NEW YORK (Reuters) - Argentina's lawyers sought Friday to assure a U.S. judge it would not evade orders to pay $1.33 billion to bondholders who refused to accept its debt-restructuring offers if the U.S. Supreme Court declines the case.
U.S. District Judge Thomas Griesa in New York questioned lawyers for Argentina about a leaked memo described as advising on a plan for how to restructure its bonds outside the reach of U.S. courts if the Supreme Court does not take the case.
Carmine Boccuzzi, a lawyer for Argentina at Cleary Gottlieb Steen & Hamilton, acknowledged the memo was real. He said while it did address whether Argentina may need to restructure in a way consistant with U.S. court orders, that was "not the upshort of the memo."
"There is no secret plan to evade," he said.
Boccuzzi added there "likely would be a default" if the lower court rulings remained in place, saying "there would be a cataclysmic result from an affirmance of the order."
The U.S. Supreme Court is scheduled on June 12 to consider whether to hear Argentina's appeal of rulings requiring it to pay the holdout bondholders back in full.

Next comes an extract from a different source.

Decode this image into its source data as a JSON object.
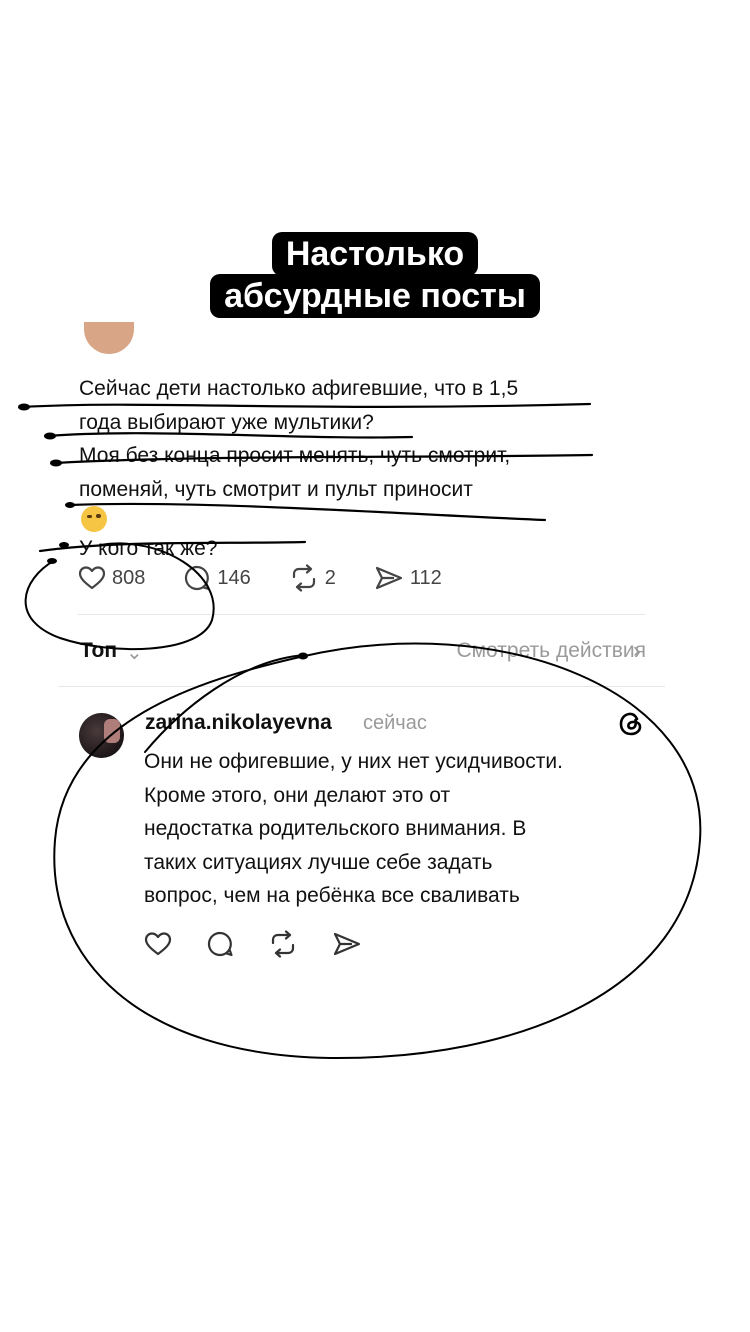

The holdouts' case is the last hurdle to the country putting its 2002 default on $100 billion in debt behind it and regaining full access to international credit markets.
Argentina on Thursday clinched a landmark deal with the Paris Club of wealthy creditor nations to repay its overdue debt worth nearly $10 billion.
After the default, creditors holding about 93 percent of Argentina's bonds agreed to participate in the swaps, in 2005 and 2010, accepting between 25 cents and 29 cents on the dollar.
But bondholders including NML Capital Ltd, a unit of billionaire Paul Singer's Elliott Management Corp, and Aurelius Capital Management went to court seeking payment in full.
The hearing Friday stemmed from the publication in an Argentine blog of portions of a May 2 memo by Cleary Gottlieb that advised the country on options if the Supreme Court did not take the case.
The memo posted online said the "best option" for Argentina would be to let the Supreme Court force a default and then restructure its bonds so the payment mechanism was outside U.S. court jurisdiction.
Robert Cohen, a lawyer for NML, argued the memo "requires the immediate attention of the court."
He argued the judge should rule it was not protected by attorney-client privilege, find the county violated the court's orders and force Argentina to disclose its plans.
Boccuzzi, while not confirming many details of the memo, said it also laid out "possible settlement scenarios," adding there was no plan to evade the U.S. courts' jurisdiction.
But Judge Griesa noted another lawyer at Boccuzzi's firm had previously told a U.S. appeals court Argentina “would not voluntarily obey” his injunctions even if upheld.
"All that's ever been done by Argentina is to refuse to pay its just obligations," he said.
The case is NML Capital et al v. Republic of Argentina, U.S. District Court, Southern District of New York, No. 08-6978.
(Reporting by Nate Raymond in New York; Editing by Lisa Shumaker)